Dark. Twisted. Fantastic.
Sunday, November 21, 2010
For a man who demands every nanosecond of our collective attention, Kanye West probably had a pretty crummy day last Tuesday.
That's when Apple announced that the Beatles catalogue was finally coming to iTunes, sending musty echoes of Beatlemania rippling across the planet.
West's noisy Twitter feed fell silent. The most anticipated album of his career was due out in seven days, and the only pop deities - dead and/or alive - capable of changing the discussion had changed the discussion.
West's music is strong enough to resuscitate a 40-year-old riddle: Will anyone ever eclipse the Beatles? It's also brave enough to suggest a new one: Why compete with the past when you can own the future?
Fittingly, his new album comes pre-loaded with an answer to both: "I don't believe in yesterday/What's a black Beatle anyway?/A [expletive] roach?/I guess that's why they got me sitting here in [expletive] coach."
And that's just a freckle of the petulant genius that coats every inch of "My Beautiful Dark Twisted Fantasy," easily the most thrilling album of 2010 and the best of West's career. The weird, wordy title is the only thing about this opus that he'll live to regret - the rest is pure pop bravura, with hip-hop's biggest ego torquing self-obsession into unapologetic new shapes.
West's moment of post-Beatles anxiety comes during "Gorgeous," a song that moans and groans with a dark urgency that permeates this album. From the hyperventilating death rattle of "Monster" to the mutant gospel crescendos of "Dark Fantasy," this is some truly epic stuff.
And with most of these songs stretching out well beyond the five-minute mark, "Fantasy" should speak directly to an affirmation-needy Facebook generation while challenging its shrinking attention span. Crowded with maniac choirs, alien drum machinery and instrumental interludes that toggle between decorative and devastating, the grandeur never feels excessive. It feels necessary.
Of course, West's need to superimpose his brilliance on every passing moment is exactly what got him excommunicated from popland at the 2009 MTV Video Music Awards. (For anyone who forgot: He interrupted an acceptance speech by Taylor Swift because he thought she didn't deserve to win.) Criticism came swarming from all directions, including the White House, where President Obama off-handedly called him "a jackass."
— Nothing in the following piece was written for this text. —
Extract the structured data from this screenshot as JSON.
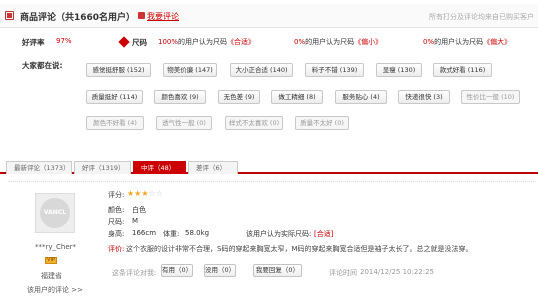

Before that, West was basking in the afterglow of 2008's brilliant "808s & Heartbreak," an album on which he abandoned rapping for singing in a cold, mechanical R&B style. If "808s" still stands as an imaginative left turn into our technology-addicted future, "Fantasy" is this guy's masterpiece, exceeding the triumphalism of Jay-Z's "The Black Album," matching the curatorial sweep of Dr. Dre's "The Chronic" and approaching the imaginative stratospheres occupied by OutKast's twin treasures "Aquemini" and "Stankonia."
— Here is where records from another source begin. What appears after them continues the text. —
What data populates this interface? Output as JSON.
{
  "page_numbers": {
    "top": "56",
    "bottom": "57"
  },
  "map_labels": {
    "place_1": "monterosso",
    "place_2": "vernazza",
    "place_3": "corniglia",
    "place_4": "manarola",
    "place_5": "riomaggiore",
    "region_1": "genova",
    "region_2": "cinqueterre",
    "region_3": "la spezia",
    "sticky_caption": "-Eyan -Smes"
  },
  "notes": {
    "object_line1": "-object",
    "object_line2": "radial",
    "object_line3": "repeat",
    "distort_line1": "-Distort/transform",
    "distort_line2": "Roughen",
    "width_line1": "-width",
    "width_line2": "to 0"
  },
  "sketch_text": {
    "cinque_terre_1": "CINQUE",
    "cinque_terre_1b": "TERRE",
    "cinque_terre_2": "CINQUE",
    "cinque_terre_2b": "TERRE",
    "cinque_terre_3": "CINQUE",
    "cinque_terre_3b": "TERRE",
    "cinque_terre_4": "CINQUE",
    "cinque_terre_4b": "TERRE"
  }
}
But West isn't trying to redefine hip-hop so much as define our times - a task maybe only he has the ambition (and talent) to attempt.
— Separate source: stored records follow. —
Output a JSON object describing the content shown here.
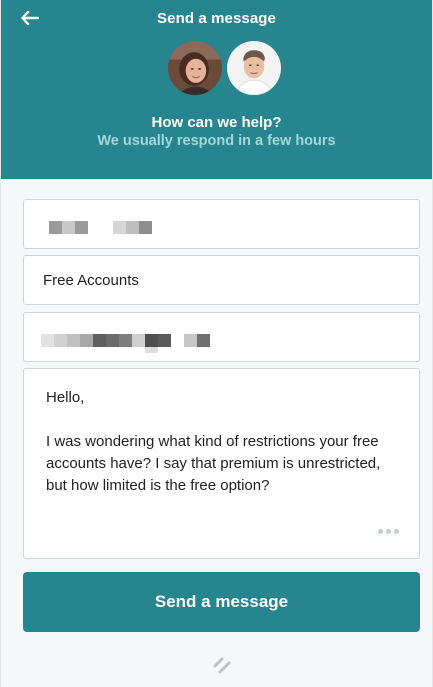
{
  "header": {
    "title": "Send a message",
    "help_title": "How can we help?",
    "help_subtitle": "We usually respond in a few hours",
    "back_icon": "arrow-left-icon",
    "background_color": "#26858f"
  },
  "form": {
    "subject_value": "Free Accounts",
    "message_value": "Hello,\n\nI was wondering what kind of restrictions your free accounts have? I say that premium is unrestricted, but how limited is the free option?",
    "more_icon": "ellipsis-icon"
  },
  "actions": {
    "send_label": "Send a message"
  },
  "footer": {
    "brand_icon": "brand-slashes-icon"
  }
}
It wasn't always like that. Over the course of a decade, the 33-year-old has made a steady climb from shadowy producer to rap curiosity to hip-hop superstar to outspoken omnipresence. He wasn't born with Michael Jackson's precocious magic, nor with the Beatles' superhuman gifts. He had to work for success. Hindered by a near-fatal car crash, the sudden death of his mother and countless outbursts, meltdowns and hissyfits of his own volition, his rise has been long, painful and very, very public.